### Dataset entries:
+-------+
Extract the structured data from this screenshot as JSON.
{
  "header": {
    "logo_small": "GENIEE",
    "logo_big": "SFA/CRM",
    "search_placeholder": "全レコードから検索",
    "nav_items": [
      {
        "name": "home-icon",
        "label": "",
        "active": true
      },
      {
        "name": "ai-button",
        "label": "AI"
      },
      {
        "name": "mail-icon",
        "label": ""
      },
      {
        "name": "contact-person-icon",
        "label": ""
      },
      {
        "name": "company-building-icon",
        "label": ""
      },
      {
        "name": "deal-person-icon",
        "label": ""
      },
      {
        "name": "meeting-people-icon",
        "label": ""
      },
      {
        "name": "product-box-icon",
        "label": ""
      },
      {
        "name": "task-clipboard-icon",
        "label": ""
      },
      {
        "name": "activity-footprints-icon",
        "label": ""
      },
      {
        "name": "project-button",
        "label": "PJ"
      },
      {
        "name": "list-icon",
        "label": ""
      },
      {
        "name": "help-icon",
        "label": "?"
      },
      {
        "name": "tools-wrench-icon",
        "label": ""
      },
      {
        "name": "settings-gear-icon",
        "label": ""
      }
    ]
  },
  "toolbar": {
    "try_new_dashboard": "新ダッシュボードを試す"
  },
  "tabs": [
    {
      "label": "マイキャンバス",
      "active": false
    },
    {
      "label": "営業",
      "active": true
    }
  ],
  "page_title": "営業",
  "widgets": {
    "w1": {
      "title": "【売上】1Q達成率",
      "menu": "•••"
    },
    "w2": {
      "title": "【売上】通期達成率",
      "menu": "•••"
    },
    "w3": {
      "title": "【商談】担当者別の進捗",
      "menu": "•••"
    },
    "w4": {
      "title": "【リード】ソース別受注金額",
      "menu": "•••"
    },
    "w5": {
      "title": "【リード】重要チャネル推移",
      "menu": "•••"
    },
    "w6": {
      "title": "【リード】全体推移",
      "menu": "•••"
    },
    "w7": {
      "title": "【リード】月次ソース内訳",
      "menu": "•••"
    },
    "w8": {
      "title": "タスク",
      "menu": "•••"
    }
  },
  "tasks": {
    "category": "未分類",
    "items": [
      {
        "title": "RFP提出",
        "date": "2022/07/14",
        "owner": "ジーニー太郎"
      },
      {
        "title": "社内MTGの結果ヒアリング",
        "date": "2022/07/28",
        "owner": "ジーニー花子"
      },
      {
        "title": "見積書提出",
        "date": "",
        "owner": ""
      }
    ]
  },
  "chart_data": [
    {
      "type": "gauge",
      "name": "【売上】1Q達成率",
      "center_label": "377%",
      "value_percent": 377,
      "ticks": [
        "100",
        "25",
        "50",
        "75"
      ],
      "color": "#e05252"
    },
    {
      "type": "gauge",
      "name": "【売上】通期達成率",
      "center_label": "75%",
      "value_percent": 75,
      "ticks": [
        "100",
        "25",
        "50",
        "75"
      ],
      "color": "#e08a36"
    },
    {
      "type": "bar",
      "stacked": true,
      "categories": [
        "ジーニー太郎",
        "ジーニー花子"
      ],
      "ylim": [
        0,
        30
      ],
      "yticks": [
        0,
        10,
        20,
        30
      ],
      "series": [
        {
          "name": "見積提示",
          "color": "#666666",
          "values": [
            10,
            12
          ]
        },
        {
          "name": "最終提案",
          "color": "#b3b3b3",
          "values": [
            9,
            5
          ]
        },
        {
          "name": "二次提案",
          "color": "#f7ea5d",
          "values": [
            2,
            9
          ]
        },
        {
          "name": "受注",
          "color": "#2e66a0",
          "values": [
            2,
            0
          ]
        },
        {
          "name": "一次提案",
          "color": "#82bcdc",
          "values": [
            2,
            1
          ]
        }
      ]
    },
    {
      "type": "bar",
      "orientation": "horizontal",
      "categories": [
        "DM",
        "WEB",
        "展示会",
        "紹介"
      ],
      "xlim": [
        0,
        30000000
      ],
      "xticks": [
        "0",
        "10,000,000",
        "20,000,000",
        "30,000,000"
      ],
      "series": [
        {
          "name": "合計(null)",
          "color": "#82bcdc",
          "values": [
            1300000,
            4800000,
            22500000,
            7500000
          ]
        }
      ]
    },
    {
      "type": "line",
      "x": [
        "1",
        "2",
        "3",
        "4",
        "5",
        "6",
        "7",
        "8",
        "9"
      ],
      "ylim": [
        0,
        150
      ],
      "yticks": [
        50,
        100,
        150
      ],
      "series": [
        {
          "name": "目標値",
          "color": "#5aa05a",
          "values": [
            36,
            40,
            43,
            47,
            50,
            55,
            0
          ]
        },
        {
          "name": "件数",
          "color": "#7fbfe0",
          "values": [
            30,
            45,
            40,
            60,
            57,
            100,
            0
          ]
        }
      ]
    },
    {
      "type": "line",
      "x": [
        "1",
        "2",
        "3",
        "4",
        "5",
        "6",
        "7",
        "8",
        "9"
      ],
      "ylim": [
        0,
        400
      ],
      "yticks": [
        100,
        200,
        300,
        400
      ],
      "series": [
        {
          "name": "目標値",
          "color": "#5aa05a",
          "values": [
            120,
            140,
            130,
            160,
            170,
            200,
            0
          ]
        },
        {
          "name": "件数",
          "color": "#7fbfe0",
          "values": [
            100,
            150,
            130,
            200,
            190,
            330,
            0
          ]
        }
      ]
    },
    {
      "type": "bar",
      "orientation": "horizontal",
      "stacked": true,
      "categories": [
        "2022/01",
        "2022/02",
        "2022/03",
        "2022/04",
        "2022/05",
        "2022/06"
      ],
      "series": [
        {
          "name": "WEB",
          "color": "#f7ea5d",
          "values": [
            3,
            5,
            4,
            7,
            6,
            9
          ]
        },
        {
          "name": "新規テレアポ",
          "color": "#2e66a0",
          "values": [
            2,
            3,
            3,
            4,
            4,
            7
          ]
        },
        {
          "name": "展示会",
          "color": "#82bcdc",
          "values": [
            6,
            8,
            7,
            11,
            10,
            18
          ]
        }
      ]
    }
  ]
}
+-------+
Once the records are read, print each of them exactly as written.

### Task output:
Extract the structured data from this screenshot as JSON.
{
  "header": {
    "logo_small": "GENIEE",
    "logo_big": "SFA/CRM",
    "search_placeholder": "全レコードから検索",
    "nav_items": [
      {
        "name": "home-icon",
        "label": "",
        "active": true
      },
      {
        "name": "ai-button",
        "label": "AI"
      },
      {
        "name": "mail-icon",
        "label": ""
      },
      {
        "name": "contact-person-icon",
        "label": ""
      },
      {
        "name": "company-building-icon",
        "label": ""
      },
      {
        "name": "deal-person-icon",
        "label": ""
      },
      {
        "name": "meeting-people-icon",
        "label": ""
      },
      {
        "name": "product-box-icon",
        "label": ""
      },
      {
        "name": "task-clipboard-icon",
        "label": ""
      },
      {
        "name": "activity-footprints-icon",
        "label": ""
      },
      {
        "name": "project-button",
        "label": "PJ"
      },
      {
        "name": "list-icon",
        "label": ""
      },
      {
        "name": "help-icon",
        "label": "?"
      },
      {
        "name": "tools-wrench-icon",
        "label": ""
      },
      {
        "name": "settings-gear-icon",
        "label": ""
      }
    ]
  },
  "toolbar": {
    "try_new_dashboard": "新ダッシュボードを試す"
  },
  "tabs": [
    {
      "label": "マイキャンバス",
      "active": false
    },
    {
      "label": "営業",
      "active": true
    }
  ],
  "page_title": "営業",
  "widgets": {
    "w1": {
      "title": "【売上】1Q達成率",
      "menu": "•••"
    },
    "w2": {
      "title": "【売上】通期達成率",
      "menu": "•••"
    },
    "w3": {
      "title": "【商談】担当者別の進捗",
      "menu": "•••"
    },
    "w4": {
      "title": "【リード】ソース別受注金額",
      "menu": "•••"
    },
    "w5": {
      "title": "【リード】重要チャネル推移",
      "menu": "•••"
    },
    "w6": {
      "title": "【リード】全体推移",
      "menu": "•••"
    },
    "w7": {
      "title": "【リード】月次ソース内訳",
      "menu": "•••"
    },
    "w8": {
      "title": "タスク",
      "menu": "•••"
    }
  },
  "tasks": {
    "category": "未分類",
    "items": [
      {
        "title": "RFP提出",
        "date": "2022/07/14",
        "owner": "ジーニー太郎"
      },
      {
        "title": "社内MTGの結果ヒアリング",
        "date": "2022/07/28",
        "owner": "ジーニー花子"
      },
      {
        "title": "見積書提出",
        "date": "",
        "owner": ""
      }
    ]
  },
  "chart_data": [
    {
      "type": "gauge",
      "name": "【売上】1Q達成率",
      "center_label": "377%",
      "value_percent": 377,
      "ticks": [
        "100",
        "25",
        "50",
        "75"
      ],
      "color": "#e05252"
    },
    {
      "type": "gauge",
      "name": "【売上】通期達成率",
      "center_label": "75%",
      "value_percent": 75,
      "ticks": [
        "100",
        "25",
        "50",
        "75"
      ],
      "color": "#e08a36"
    },
    {
      "type": "bar",
      "stacked": true,
      "categories": [
        "ジーニー太郎",
        "ジーニー花子"
      ],
      "ylim": [
        0,
        30
      ],
      "yticks": [
        0,
        10,
        20,
        30
      ],
      "series": [
        {
          "name": "見積提示",
          "color": "#666666",
          "values": [
            10,
            12
          ]
        },
        {
          "name": "最終提案",
          "color": "#b3b3b3",
          "values": [
            9,
            5
          ]
        },
        {
          "name": "二次提案",
          "color": "#f7ea5d",
          "values": [
            2,
            9
          ]
        },
        {
          "name": "受注",
          "color": "#2e66a0",
          "values": [
            2,
            0
          ]
        },
        {
          "name": "一次提案",
          "color": "#82bcdc",
          "values": [
            2,
            1
          ]
        }
      ]
    },
    {
      "type": "bar",
      "orientation": "horizontal",
      "categories": [
        "DM",
        "WEB",
        "展示会",
        "紹介"
      ],
      "xlim": [
        0,
        30000000
      ],
      "xticks": [
        "0",
        "10,000,000",
        "20,000,000",
        "30,000,000"
      ],
      "series": [
        {
          "name": "合計(null)",
          "color": "#82bcdc",
          "values": [
            1300000,
            4800000,
            22500000,
            7500000
          ]
        }
      ]
    },
    {
      "type": "line",
      "x": [
        "1",
        "2",
        "3",
        "4",
        "5",
        "6",
        "7",
        "8",
        "9"
      ],
      "ylim": [
        0,
        150
      ],
      "yticks": [
        50,
        100,
        150
      ],
      "series": [
        {
          "name": "目標値",
          "color": "#5aa05a",
          "values": [
            36,
            40,
            43,
            47,
            50,
            55,
            0
          ]
        },
        {
          "name": "件数",
          "color": "#7fbfe0",
          "values": [
            30,
            45,
            40,
            60,
            57,
            100,
            0
          ]
        }
      ]
    },
    {
      "type": "line",
      "x": [
        "1",
        "2",
        "3",
        "4",
        "5",
        "6",
        "7",
        "8",
        "9"
      ],
      "ylim": [
        0,
        400
      ],
      "yticks": [
        100,
        200,
        300,
        400
      ],
      "series": [
        {
          "name": "目標値",
          "color": "#5aa05a",
          "values": [
            120,
            140,
            130,
            160,
            170,
            200,
            0
          ]
        },
        {
          "name": "件数",
          "color": "#7fbfe0",
          "values": [
            100,
            150,
            130,
            200,
            190,
            330,
            0
          ]
        }
      ]
    },
    {
      "type": "bar",
      "orientation": "horizontal",
      "stacked": true,
      "categories": [
        "2022/01",
        "2022/02",
        "2022/03",
        "2022/04",
        "2022/05",
        "2022/06"
      ],
      "series": [
        {
          "name": "WEB",
          "color": "#f7ea5d",
          "values": [
            3,
            5,
            4,
            7,
            6,
            9
          ]
        },
        {
          "name": "新規テレアポ",
          "color": "#2e66a0",
          "values": [
            2,
            3,
            3,
            4,
            4,
            7
          ]
        },
        {
          "name": "展示会",
          "color": "#82bcdc",
          "values": [
            6,
            8,
            7,
            11,
            10,
            18
          ]
        }
      ]
    }
  ]
}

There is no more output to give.